━━━━━ Data shown ━━━━━

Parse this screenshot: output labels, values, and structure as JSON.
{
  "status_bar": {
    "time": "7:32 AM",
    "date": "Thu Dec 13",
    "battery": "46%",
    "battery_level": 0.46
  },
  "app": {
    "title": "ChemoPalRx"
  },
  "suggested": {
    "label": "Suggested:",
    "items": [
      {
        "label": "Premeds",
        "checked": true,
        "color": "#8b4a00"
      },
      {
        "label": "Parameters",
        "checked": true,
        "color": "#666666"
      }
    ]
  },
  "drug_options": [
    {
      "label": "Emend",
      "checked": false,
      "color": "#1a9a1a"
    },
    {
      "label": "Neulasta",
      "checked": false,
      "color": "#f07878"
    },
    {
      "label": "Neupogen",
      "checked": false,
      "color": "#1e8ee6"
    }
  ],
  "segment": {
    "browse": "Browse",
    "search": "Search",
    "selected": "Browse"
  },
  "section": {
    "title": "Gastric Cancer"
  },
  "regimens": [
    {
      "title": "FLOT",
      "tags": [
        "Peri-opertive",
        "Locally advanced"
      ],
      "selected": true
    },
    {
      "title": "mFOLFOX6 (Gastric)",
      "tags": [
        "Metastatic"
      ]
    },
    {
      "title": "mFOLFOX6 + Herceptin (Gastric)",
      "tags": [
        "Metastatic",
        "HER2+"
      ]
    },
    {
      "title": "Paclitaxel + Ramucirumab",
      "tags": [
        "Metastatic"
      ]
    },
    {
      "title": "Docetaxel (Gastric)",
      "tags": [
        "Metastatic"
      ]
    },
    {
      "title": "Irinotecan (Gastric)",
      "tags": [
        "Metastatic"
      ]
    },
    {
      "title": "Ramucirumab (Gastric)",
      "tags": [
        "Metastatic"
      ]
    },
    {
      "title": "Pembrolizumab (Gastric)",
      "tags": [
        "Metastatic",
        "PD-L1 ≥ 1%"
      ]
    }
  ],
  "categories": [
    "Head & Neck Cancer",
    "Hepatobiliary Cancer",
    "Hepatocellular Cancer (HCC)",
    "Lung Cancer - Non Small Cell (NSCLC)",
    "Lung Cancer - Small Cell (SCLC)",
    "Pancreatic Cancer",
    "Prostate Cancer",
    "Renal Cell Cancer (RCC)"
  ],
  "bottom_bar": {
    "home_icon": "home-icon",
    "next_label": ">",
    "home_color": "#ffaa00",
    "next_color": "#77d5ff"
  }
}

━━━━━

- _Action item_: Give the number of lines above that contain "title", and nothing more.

- _Reply_: 10